26. Answer your "what ifs." What if itdoesn't work out? What if I don't make any money? Use yourjournal to write down your what ifs, and answer them. For example,to answer "What if I don't make any money?" you mayrespond, "I can get a part-time job while building mybusiness."

27. Practice patience. Next time you're in a trafficjam or waiting in a line, practice patience. One client discoveredthat by practicing patience, he became more patient with himselfand the process of entrepreneurship.

28. Overcome the "not good enough" syndrome.I've seen clients miss opportunities when they turned down ordid not pursue projects because they thought they didn't havethe right selling skills, the right brochure or the right product.The next time you feel compelled to turn down an opportunity,figure out what would be necessary for you to accept it. Realizethat you know enough to grab that opportunity today.

29. Ask for help. When you're most challenged andleast likely to ask for help, reach out and ask. That's thetime you need it most. My clients and I can attest to the power andclarity that comes from asking for help when we least want to askfor it.

30. Trust your instincts. Others may tell you thatyou're crazy for giving up a good job or for starting abusiness. But no one knows you as well as you. Trust what you know,and take action accordingly. The more you act on your instincts,the more instinctive you will become. Trusting my instincts led meto become the entrepreneur that I am today.

31. Treat yourself with tlc. Seek to meet your mental,physical, spiritual and emotional needs by finding balance in allyou do. My clients have found that they have more creative energyand can accomplish tasks in less time when they take good care ofthemselves.

Enjoy the journey!

Suzanne Mulvehill is the author of Employee to Entrepreneur, available and your local bookstore, and host of TheEntrepreneur Hour Radio Show.

Want to be an Entrepreneur Leadership Network contributor? Apply now to join.

Editor's Pick

Starting a Business

The Best Strategy to Stand Out in Today's Competitive Market May Not Be What You Think

How do you gain and sustain a competitive advantage in an overcrowded market?


Your Definition of Leadership Is Outdated — Here's How to Be a Better Leader in the Modern Workplace

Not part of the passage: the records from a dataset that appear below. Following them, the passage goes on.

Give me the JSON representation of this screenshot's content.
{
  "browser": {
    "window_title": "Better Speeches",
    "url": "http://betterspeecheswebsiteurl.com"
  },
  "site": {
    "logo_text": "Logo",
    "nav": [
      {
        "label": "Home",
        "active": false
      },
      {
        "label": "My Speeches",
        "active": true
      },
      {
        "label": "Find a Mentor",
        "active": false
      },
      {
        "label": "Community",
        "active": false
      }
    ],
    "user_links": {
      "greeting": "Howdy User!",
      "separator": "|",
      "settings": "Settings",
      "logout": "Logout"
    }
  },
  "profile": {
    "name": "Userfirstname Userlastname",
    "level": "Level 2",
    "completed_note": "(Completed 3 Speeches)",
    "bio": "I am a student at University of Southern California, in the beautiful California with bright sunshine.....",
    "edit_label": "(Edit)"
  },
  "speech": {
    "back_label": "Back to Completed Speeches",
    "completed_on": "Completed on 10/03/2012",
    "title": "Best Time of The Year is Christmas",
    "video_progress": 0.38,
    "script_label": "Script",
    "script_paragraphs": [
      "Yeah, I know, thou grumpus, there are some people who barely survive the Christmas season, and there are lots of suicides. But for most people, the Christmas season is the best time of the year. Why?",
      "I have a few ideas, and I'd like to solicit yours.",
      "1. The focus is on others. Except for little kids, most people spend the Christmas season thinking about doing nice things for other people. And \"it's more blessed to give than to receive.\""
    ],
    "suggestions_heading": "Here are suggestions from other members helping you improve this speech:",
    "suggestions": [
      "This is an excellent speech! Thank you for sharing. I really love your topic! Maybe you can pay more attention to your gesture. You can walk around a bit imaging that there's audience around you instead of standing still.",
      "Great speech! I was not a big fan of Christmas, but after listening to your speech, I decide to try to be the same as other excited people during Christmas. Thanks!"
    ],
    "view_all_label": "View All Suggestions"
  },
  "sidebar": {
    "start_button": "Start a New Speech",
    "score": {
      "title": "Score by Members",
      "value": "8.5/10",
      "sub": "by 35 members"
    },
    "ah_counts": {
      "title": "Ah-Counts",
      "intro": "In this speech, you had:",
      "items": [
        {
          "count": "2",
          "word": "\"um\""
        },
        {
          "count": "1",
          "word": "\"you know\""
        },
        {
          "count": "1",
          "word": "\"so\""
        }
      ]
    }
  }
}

In my nearly thirty years as a leader, I've focused on setting a clear vision and empowering my team to achieve our goals. We prioritize establishing shared objectives while allowing for flexibility when needed.

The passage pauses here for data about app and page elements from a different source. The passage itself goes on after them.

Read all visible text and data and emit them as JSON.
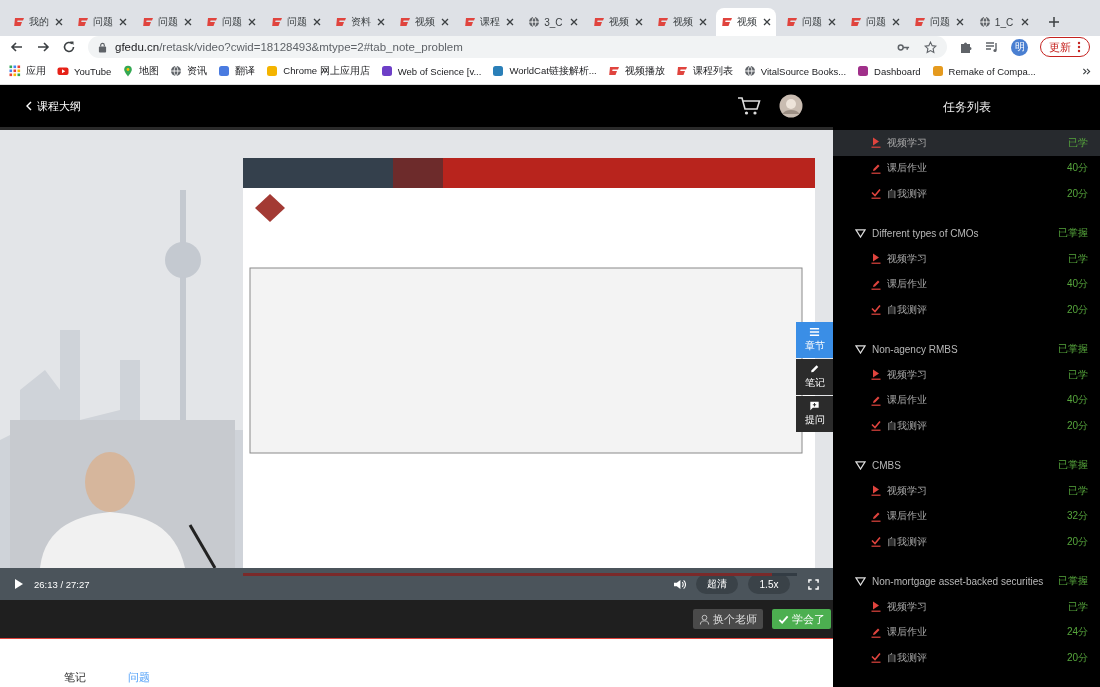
{
  "browser": {
    "tabs": [
      {
        "kind": "gf",
        "title": "我的",
        "selected": false
      },
      {
        "kind": "gf",
        "title": "问题",
        "selected": false
      },
      {
        "kind": "gf",
        "title": "问题",
        "selected": false
      },
      {
        "kind": "gf",
        "title": "问题",
        "selected": false
      },
      {
        "kind": "gf",
        "title": "问题",
        "selected": false
      },
      {
        "kind": "gf",
        "title": "资料",
        "selected": false
      },
      {
        "kind": "gf",
        "title": "视频",
        "selected": false
      },
      {
        "kind": "gf",
        "title": "课程",
        "selected": false
      },
      {
        "kind": "globe",
        "title": "3_C",
        "selected": false
      },
      {
        "kind": "gf",
        "title": "视频",
        "selected": false
      },
      {
        "kind": "gf",
        "title": "视频",
        "selected": false
      },
      {
        "kind": "gf",
        "title": "视频",
        "selected": true
      },
      {
        "kind": "gf",
        "title": "问题",
        "selected": false
      },
      {
        "kind": "gf",
        "title": "问题",
        "selected": false
      },
      {
        "kind": "gf",
        "title": "问题",
        "selected": false
      },
      {
        "kind": "globe",
        "title": "1_C",
        "selected": false
      }
    ],
    "address": {
      "host": "gfedu.cn",
      "path": "/retask/video?cwid=18128493&mtype=2#tab_note_problem"
    },
    "profile": "明",
    "update_button": "更新",
    "bookmarks": [
      {
        "kind": "apps",
        "label": "应用"
      },
      {
        "kind": "youtube",
        "label": "YouTube"
      },
      {
        "kind": "pin",
        "label": "地图"
      },
      {
        "kind": "globe",
        "label": "资讯"
      },
      {
        "kind": "translate",
        "label": "翻译"
      },
      {
        "kind": "store",
        "label": "Chrome 网上应用店"
      },
      {
        "kind": "wos",
        "label": "Web of Science [v..."
      },
      {
        "kind": "worldcat",
        "label": "WorldCat链接解析..."
      },
      {
        "kind": "gf",
        "label": "视频播放"
      },
      {
        "kind": "gf",
        "label": "课程列表"
      },
      {
        "kind": "globe",
        "label": "VitalSource Books..."
      },
      {
        "kind": "dashboard",
        "label": "Dashboard"
      },
      {
        "kind": "flower",
        "label": "Remake of Compa..."
      }
    ]
  },
  "header": {
    "back": "课程大纲"
  },
  "player": {
    "time": "26:13 / 27:27",
    "level": 0.955,
    "quality": "超清",
    "speed": "1.5x",
    "side_buttons": [
      {
        "kind": "menu",
        "label": "章节",
        "selected": true
      },
      {
        "kind": "pencil",
        "label": "笔记",
        "selected": false
      },
      {
        "kind": "comment",
        "label": "提问",
        "selected": false
      }
    ]
  },
  "actions": [
    {
      "kind": "teacher",
      "label": "换个老师"
    },
    {
      "kind": "done",
      "label": "学会了"
    }
  ],
  "bottom_tabs": [
    {
      "label": "笔记",
      "selected": false
    },
    {
      "label": "问题",
      "selected": true
    }
  ],
  "task_list": {
    "title": "任务列表",
    "groups": [
      {
        "items": [
          {
            "kind": "video",
            "label": "视频学习",
            "status": "已学",
            "selected": true
          },
          {
            "kind": "homework",
            "label": "课后作业",
            "status": "40分",
            "selected": false
          },
          {
            "kind": "test",
            "label": "自我测评",
            "status": "20分",
            "selected": false
          }
        ]
      },
      {
        "title": "Different types of CMOs",
        "status": "已掌握",
        "expanded": true,
        "items": [
          {
            "kind": "video",
            "label": "视频学习",
            "status": "已学",
            "selected": false
          },
          {
            "kind": "homework",
            "label": "课后作业",
            "status": "40分",
            "selected": false
          },
          {
            "kind": "test",
            "label": "自我测评",
            "status": "20分",
            "selected": false
          }
        ]
      },
      {
        "title": "Non-agency RMBS",
        "status": "已掌握",
        "expanded": true,
        "items": [
          {
            "kind": "video",
            "label": "视频学习",
            "status": "已学",
            "selected": false
          },
          {
            "kind": "homework",
            "label": "课后作业",
            "status": "40分",
            "selected": false
          },
          {
            "kind": "test",
            "label": "自我测评",
            "status": "20分",
            "selected": false
          }
        ]
      },
      {
        "title": "CMBS",
        "status": "已掌握",
        "expanded": true,
        "items": [
          {
            "kind": "video",
            "label": "视频学习",
            "status": "已学",
            "selected": false
          },
          {
            "kind": "homework",
            "label": "课后作业",
            "status": "32分",
            "selected": false
          },
          {
            "kind": "test",
            "label": "自我测评",
            "status": "20分",
            "selected": false
          }
        ]
      },
      {
        "title": "Non-mortgage asset-backed securities",
        "status": "已掌握",
        "expanded": true,
        "items": [
          {
            "kind": "video",
            "label": "视频学习",
            "status": "已学",
            "selected": false
          },
          {
            "kind": "homework",
            "label": "课后作业",
            "status": "24分",
            "selected": false
          },
          {
            "kind": "test",
            "label": "自我测评",
            "status": "20分",
            "selected": false
          }
        ]
      }
    ]
  }
}
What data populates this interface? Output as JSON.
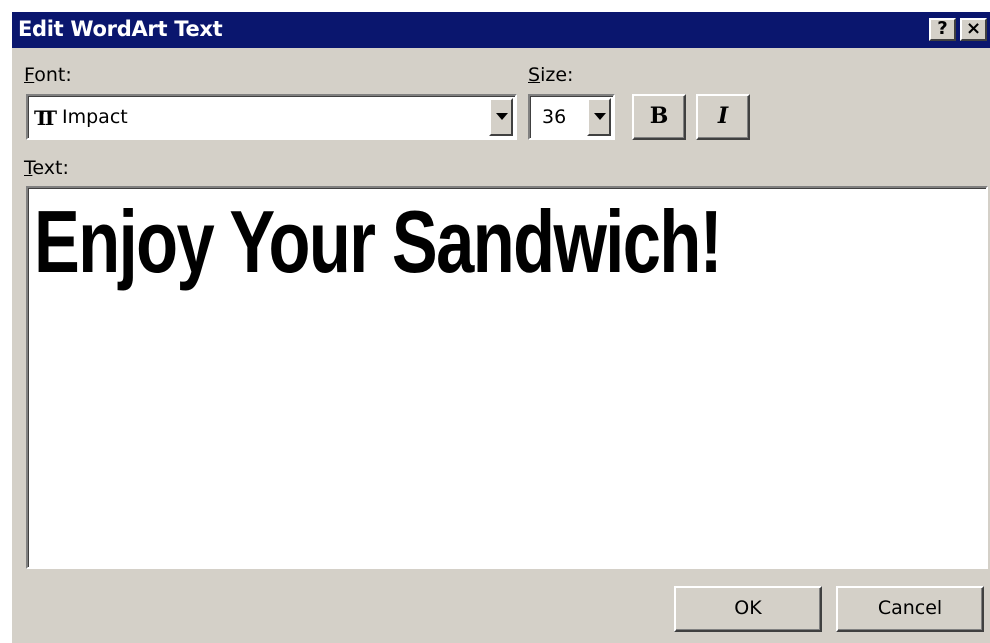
{
  "window": {
    "title": "Edit WordArt Text",
    "help_label": "?",
    "close_label": "×"
  },
  "font": {
    "label_accel": "F",
    "label_rest": "ont:",
    "value": "Impact",
    "icon": "truetype-font-icon"
  },
  "size": {
    "label_accel": "S",
    "label_rest": "ize:",
    "value": "36"
  },
  "style_buttons": {
    "bold_label": "B",
    "italic_label": "I"
  },
  "text": {
    "label_accel": "T",
    "label_rest": "ext:",
    "value": "Enjoy Your Sandwich!"
  },
  "actions": {
    "ok_label": "OK",
    "cancel_label": "Cancel"
  },
  "colors": {
    "titlebar": "#0a166e",
    "dialog_face": "#d4d0c8"
  }
}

Side Hustle

She Had Less Than $800 When She Started a Side Hustle — Then This Personal Advice From Tony Robbins Helped Her Make $45 Million

Cathryn Lavery built planner and conversation card deck company BestSelf Co. without any formal business education.

Business Ideas

63 Small Business Ideas to Start in 2024

We put together a list of the best, most profitable small business ideas for entrepreneurs to pursue in 2024.

Business News

Jake Paul Has Made Millions Using This Mindset Hack — and It Will Help Him Fight Mike Tyson, Too: 'Let It Fuel You'

The social media star and "W" founder spoke to Entrepreneur about his latest ventures in boxing and business.

Starting a Business

They Showed Up to Apple With a Product They Built in Their Dorm Room. Now These Entrepreneurs Are on the Way to Changing the Way Fans Watch Sports.

How Rahat Kulshreshtha and Gaurav Mehta launched Quidich Innovation Labs, technology that is literally changing the game of sports viewership.